Most ObamaCare customers will find they have to pay more for coverage in 2016 than they did this year, as they begin to select health insurance plans this weekend.
Premiums, as well as penalties for not buying insurance, are going up next year as the administration lowers expectations for overall enrollment.
The "silver plan," the second-cheapest available on the federal exchange, will cost on average 7.5 percent more next year, the Department of Health and Human Services announced.
But that varies from state to state. The plan in Oklahoma will cost nearly 36 percent more. The silver plan's premiums will increase by almost a third in Alaska and more than 34 percent in Montana.

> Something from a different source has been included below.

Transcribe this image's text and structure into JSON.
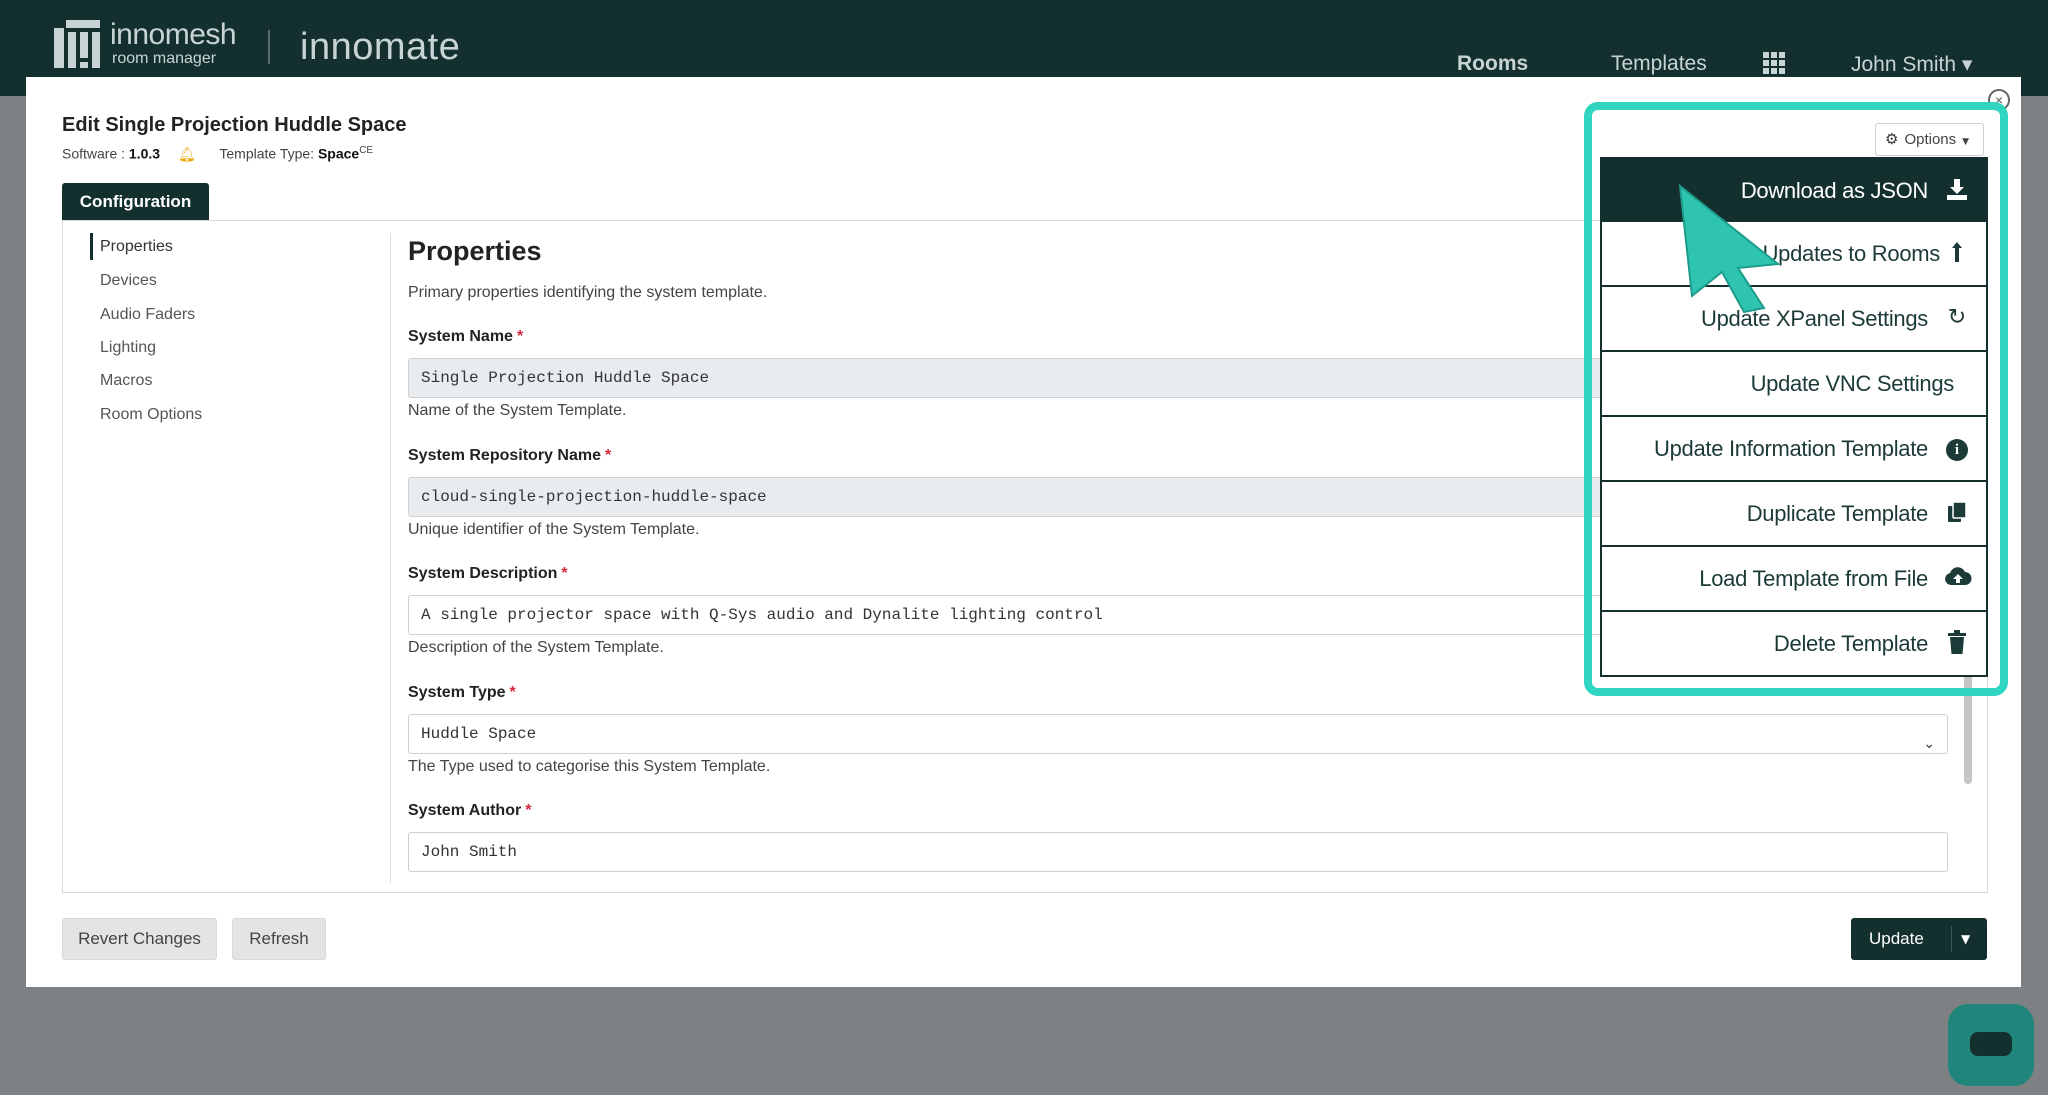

In Indiana, premiums will fall about 13 percent, and in Mississippi, by 8 percent.
"For most consumers, premium increases for 2016 are in the single digits and they will be able to find plans for less than $100 a month," said Kevin Counihan, CEO of the Health Insurance Marketplaces, in a fact sheet released by HHS.

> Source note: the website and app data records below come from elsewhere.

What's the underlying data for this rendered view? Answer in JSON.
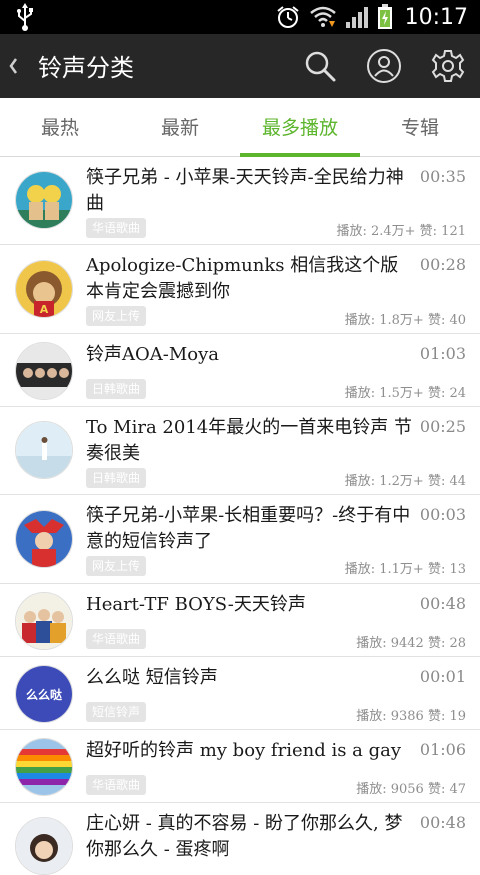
{
  "status_bar": {
    "time": "10:17"
  },
  "app_bar": {
    "title": "铃声分类"
  },
  "tabs": [
    {
      "label": "最热"
    },
    {
      "label": "最新"
    },
    {
      "label": "最多播放",
      "active": true
    },
    {
      "label": "专辑"
    }
  ],
  "colors": {
    "accent": "#5cb52c",
    "appbar": "#272727",
    "statusbar": "#000000"
  },
  "items": [
    {
      "title": "筷子兄弟 - 小苹果-天天铃声-全民给力神曲",
      "duration": "00:35",
      "tag": "华语歌曲",
      "plays": "播放: 2.4万+",
      "likes": "赞: 121"
    },
    {
      "title": "Apologize-Chipmunks 相信我这个版本肯定会震撼到你",
      "duration": "00:28",
      "tag": "网友上传",
      "plays": "播放: 1.8万+",
      "likes": "赞: 40"
    },
    {
      "title": "铃声AOA-Moya",
      "duration": "01:03",
      "tag": "日韩歌曲",
      "plays": "播放: 1.5万+",
      "likes": "赞: 24"
    },
    {
      "title": "To Mira  2014年最火的一首来电铃声 节奏很美",
      "duration": "00:25",
      "tag": "日韩歌曲",
      "plays": "播放: 1.2万+",
      "likes": "赞: 44"
    },
    {
      "title": "筷子兄弟-小苹果-长相重要吗？-终于有中意的短信铃声了",
      "duration": "00:03",
      "tag": "网友上传",
      "plays": "播放: 1.1万+",
      "likes": "赞: 13"
    },
    {
      "title": "Heart-TF BOYS-天天铃声",
      "duration": "00:48",
      "tag": "华语歌曲",
      "plays": "播放: 9442",
      "likes": "赞: 28"
    },
    {
      "title": "么么哒 短信铃声",
      "duration": "00:01",
      "tag": "短信铃声",
      "plays": "播放: 9386",
      "likes": "赞: 19"
    },
    {
      "title": "超好听的铃声 my boy friend is a gay",
      "duration": "01:06",
      "tag": "华语歌曲",
      "plays": "播放: 9056",
      "likes": "赞: 47"
    },
    {
      "title": "庄心妍 - 真的不容易 - 盼了你那么久, 梦你那么久 - 蛋疼啊",
      "duration": "00:48",
      "tag": "",
      "plays": "",
      "likes": ""
    }
  ],
  "avatar_art": {
    "memememe": "么么哒"
  }
}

Yet in its third year of exchanges and government insurance subsidies, ObamaCare remains under attack from Republican opponents who decry what they see as an unsustainable design.
The Obama administration projected earlier this month that 10 million will obtain health insurance through the exchanges in 2016; less than half the number the Congressional Budget Office forecasted in March.

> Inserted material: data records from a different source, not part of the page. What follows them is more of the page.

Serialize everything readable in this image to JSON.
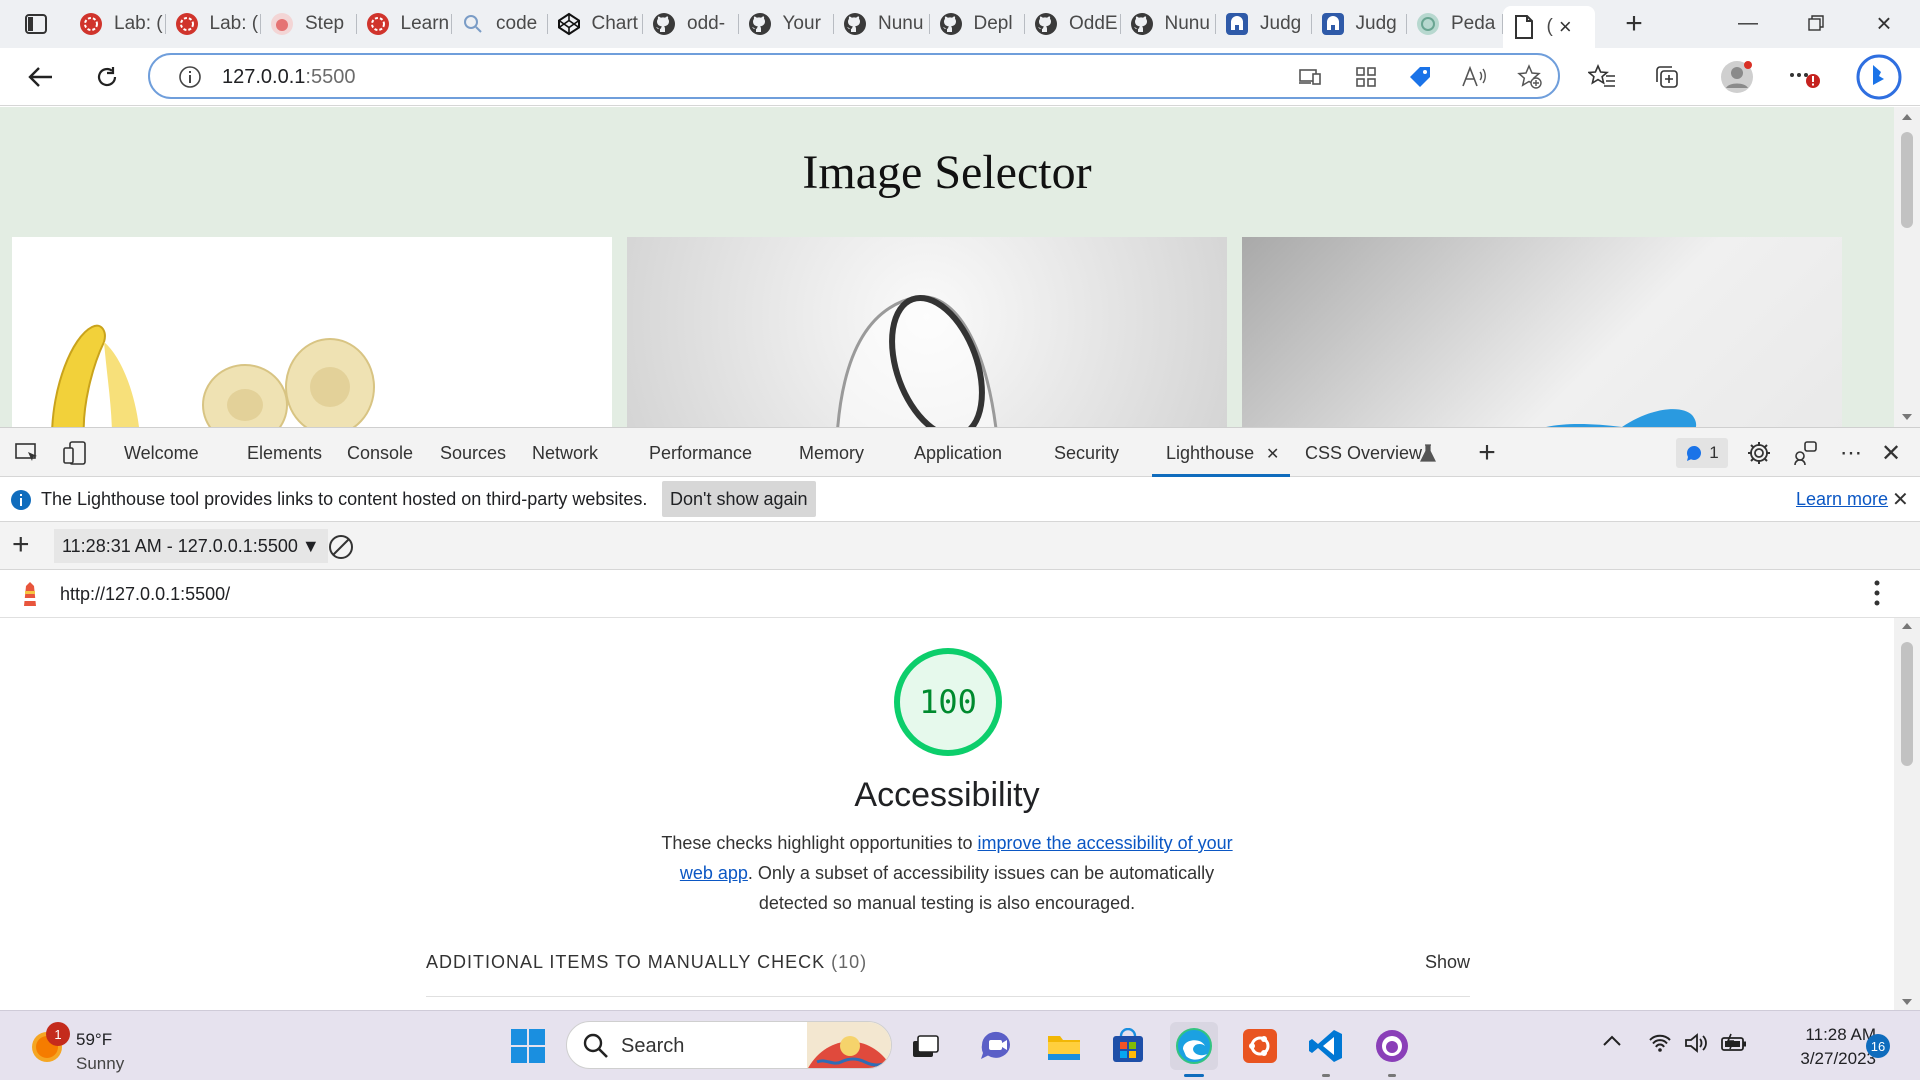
{
  "browser": {
    "tabs": [
      {
        "label": "Lab: (",
        "icon": "red-badge-icon"
      },
      {
        "label": "Lab: (",
        "icon": "red-badge-icon"
      },
      {
        "label": "Step",
        "icon": "pink-badge-icon"
      },
      {
        "label": "Learn",
        "icon": "red-badge-icon"
      },
      {
        "label": "code",
        "icon": "search-icon"
      },
      {
        "label": "Chart",
        "icon": "codepen-icon"
      },
      {
        "label": "odd-",
        "icon": "github-icon"
      },
      {
        "label": "Your",
        "icon": "github-icon"
      },
      {
        "label": "Nunu",
        "icon": "github-icon"
      },
      {
        "label": "Depl",
        "icon": "github-icon"
      },
      {
        "label": "OddE",
        "icon": "github-icon"
      },
      {
        "label": "Nunu",
        "icon": "github-icon"
      },
      {
        "label": "Judg",
        "icon": "helmet-icon"
      },
      {
        "label": "Judg",
        "icon": "helmet-icon"
      },
      {
        "label": "Peda",
        "icon": "openai-icon"
      },
      {
        "label": "(",
        "icon": "page-icon",
        "active": true
      }
    ],
    "address": {
      "host": "127.0.0.1",
      "port": ":5500"
    }
  },
  "page": {
    "title": "Image Selector"
  },
  "devtools": {
    "tabs": [
      "Welcome",
      "Elements",
      "Console",
      "Sources",
      "Network",
      "Performance",
      "Memory",
      "Application",
      "Security",
      "Lighthouse",
      "CSS Overview"
    ],
    "active_tab": "Lighthouse",
    "issues_count": "1",
    "info_message": "The Lighthouse tool provides links to content hosted on third-party websites.",
    "info_dismiss": "Don't show again",
    "info_learn": "Learn more",
    "report_selector": "11:28:31 AM - 127.0.0.1:5500",
    "report_url": "http://127.0.0.1:5500/"
  },
  "report": {
    "score": "100",
    "score_color": "#0cce6b",
    "category": "Accessibility",
    "desc_before": "These checks highlight opportunities to ",
    "desc_link": "improve the accessibility of your web app",
    "desc_after": ". Only a subset of accessibility issues can be automatically detected so manual testing is also encouraged.",
    "manual_label": "ADDITIONAL ITEMS TO MANUALLY CHECK",
    "manual_count": "(10)",
    "show_label": "Show"
  },
  "taskbar": {
    "weather_temp": "59°F",
    "weather_desc": "Sunny",
    "weather_badge": "1",
    "search_placeholder": "Search",
    "time": "11:28 AM",
    "date": "3/27/2023",
    "notif_count": "16"
  }
}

"I know the White House is going to spin 10 million as hugely successful but it is a major failure on the part of the program," said Rep. Kevin Brady, R-Texas, of the administration's projections. "What it means is that there will be fewer people in the pool. That means that rates will continue to go up."
Health care analysts said ObamaCare's sustainability depends on more paying customers signing up through the insurance exchanges. If too few customers purchase insurance, companies will have to raise rates on existing customers to ensure they have enough money to pay for health care.
"Insurance companies by and large are losing lots of money in ObamaCare," said Robert Laszewski, the president of Health Policy and Strategy Associates, a health care consulting firm. "ObamaCare's got some really serious problems here and the enrollment, the only way for ObamaCare to solve problems is for enrollment to increase dramatically."
The law's designers included penalties to compel healthier Americans, who use fewer insurance services, to purchase insurance and keep premiums in check. With open enrollment beginning Sunday and ending Jan. 31, most who fail to obtain insurance next year will be subject to a penalty of the larger of $695 or 2.5 percent of household income -- an increase from this year's penalty.
Some argue those penalties are still too low to force potential customers to purchase expensive plans.
The Obama administration maintains the law is sustainable and claims more Americans than expected are still receiving insurance through their jobs, and therefore fewer need ObamaCare insurance.
"Early projections for marketplace sign-ups envisioned a significant migration from employer-sponsored coverage," said HHS Secretary Sylvia Mathews Burwell. "That shift has not occurred."
"The law promises to increase the range of coverage and it has succeeded quite decisively in achieving that goal so far," said Henry J. Aaron, a senior fellow of economic studies at the Brookings Institution. "More would be better; 10-13 million would be a success."